Conservation protects ecosystems, preserves resources for future use, and mitigates environmental degradation.
What is ecosystem services in the context of natural resources?
Ecosystem services refer to the benefits that humans derive from ecosystems, including provisioning (like food and medicine), regulating (such as controlling pests), and cultural (like recreational benefits).
How do ethical considerations come into play in natural resource management?
Ethical considerations involve ensuring fair resource distribution, respecting indigenous rights, and implementing practices that are environmentally and socially responsible.
What is the “tragedy of the commons” in relation to natural resources?
The “tragedy of the commons” refers to the depletion of shared resources due to individual users acting in their self-interest contrary to the common good, leading to resource depletion.
Why are international agreements sometimes necessary for managing natural resources?
International agreements can help manage resources that span boundaries, ensuring equitable use, preventing conflicts, and promoting conservation.
How does urbanization impact natural resource management?

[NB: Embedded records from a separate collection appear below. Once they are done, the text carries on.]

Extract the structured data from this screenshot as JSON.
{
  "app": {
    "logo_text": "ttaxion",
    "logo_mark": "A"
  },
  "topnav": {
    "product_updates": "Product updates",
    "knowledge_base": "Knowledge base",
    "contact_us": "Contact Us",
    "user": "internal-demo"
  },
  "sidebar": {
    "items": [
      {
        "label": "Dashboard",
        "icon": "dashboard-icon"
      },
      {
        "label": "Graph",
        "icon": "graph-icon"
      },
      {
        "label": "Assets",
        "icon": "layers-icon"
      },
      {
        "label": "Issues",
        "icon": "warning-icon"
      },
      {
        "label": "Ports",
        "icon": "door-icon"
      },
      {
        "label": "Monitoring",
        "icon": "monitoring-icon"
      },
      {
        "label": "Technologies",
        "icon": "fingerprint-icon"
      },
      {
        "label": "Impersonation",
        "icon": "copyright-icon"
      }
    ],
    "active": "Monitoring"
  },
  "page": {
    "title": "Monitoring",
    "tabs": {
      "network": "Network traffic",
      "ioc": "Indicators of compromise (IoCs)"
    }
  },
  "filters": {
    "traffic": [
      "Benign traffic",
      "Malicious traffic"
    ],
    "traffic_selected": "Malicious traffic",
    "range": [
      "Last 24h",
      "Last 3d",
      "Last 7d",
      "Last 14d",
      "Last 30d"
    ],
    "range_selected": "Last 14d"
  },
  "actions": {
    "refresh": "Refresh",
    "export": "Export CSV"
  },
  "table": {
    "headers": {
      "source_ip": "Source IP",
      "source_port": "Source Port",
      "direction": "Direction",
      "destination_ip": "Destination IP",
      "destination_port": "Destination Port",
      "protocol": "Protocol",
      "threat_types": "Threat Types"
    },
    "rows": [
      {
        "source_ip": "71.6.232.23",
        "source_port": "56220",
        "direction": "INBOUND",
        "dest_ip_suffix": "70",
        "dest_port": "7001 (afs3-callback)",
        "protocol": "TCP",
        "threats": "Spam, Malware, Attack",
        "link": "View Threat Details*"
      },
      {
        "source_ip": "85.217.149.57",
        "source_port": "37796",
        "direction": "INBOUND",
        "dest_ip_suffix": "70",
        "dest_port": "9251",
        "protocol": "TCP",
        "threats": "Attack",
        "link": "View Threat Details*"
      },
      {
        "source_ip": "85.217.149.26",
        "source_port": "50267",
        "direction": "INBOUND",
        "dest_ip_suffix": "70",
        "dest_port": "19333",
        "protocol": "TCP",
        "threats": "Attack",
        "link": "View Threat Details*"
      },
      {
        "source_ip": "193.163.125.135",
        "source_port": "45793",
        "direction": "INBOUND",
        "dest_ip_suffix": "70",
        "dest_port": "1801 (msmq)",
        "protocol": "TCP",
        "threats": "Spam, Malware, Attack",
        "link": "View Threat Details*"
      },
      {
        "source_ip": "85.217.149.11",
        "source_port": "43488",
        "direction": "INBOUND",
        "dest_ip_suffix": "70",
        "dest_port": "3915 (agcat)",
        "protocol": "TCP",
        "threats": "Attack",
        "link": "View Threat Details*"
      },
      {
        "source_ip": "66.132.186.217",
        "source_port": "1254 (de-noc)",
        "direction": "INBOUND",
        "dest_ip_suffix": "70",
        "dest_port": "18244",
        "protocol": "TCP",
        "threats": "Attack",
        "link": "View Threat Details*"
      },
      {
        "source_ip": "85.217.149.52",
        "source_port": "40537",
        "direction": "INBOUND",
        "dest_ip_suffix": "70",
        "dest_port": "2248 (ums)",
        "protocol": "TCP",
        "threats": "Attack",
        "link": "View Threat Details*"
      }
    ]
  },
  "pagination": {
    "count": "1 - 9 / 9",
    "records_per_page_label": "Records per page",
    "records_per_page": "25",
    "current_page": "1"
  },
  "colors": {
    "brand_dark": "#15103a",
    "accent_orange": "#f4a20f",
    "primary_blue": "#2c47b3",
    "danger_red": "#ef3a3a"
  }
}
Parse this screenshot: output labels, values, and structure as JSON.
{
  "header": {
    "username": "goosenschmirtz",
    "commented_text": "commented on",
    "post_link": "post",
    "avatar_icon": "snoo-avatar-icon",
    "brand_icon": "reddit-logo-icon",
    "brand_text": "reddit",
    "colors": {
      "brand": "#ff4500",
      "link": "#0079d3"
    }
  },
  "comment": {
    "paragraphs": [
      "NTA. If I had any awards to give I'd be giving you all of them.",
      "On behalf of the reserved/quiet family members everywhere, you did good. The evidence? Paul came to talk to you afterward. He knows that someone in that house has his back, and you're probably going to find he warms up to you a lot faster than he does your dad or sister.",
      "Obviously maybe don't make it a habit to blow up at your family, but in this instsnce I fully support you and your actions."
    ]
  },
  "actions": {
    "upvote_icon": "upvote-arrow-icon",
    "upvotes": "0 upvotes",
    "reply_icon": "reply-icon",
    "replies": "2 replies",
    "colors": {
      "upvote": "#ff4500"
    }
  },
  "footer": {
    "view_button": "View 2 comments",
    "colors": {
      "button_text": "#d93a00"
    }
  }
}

Urbanization can increase demand for natural resources, impact their availability, and necessitate enhanced management strategies to sustain growing populations.
What is the role of education in natural resource management?
Education raises awareness about the importance, utilization, and management of natural resources, promoting sustainable practices and informed decision-making among communities.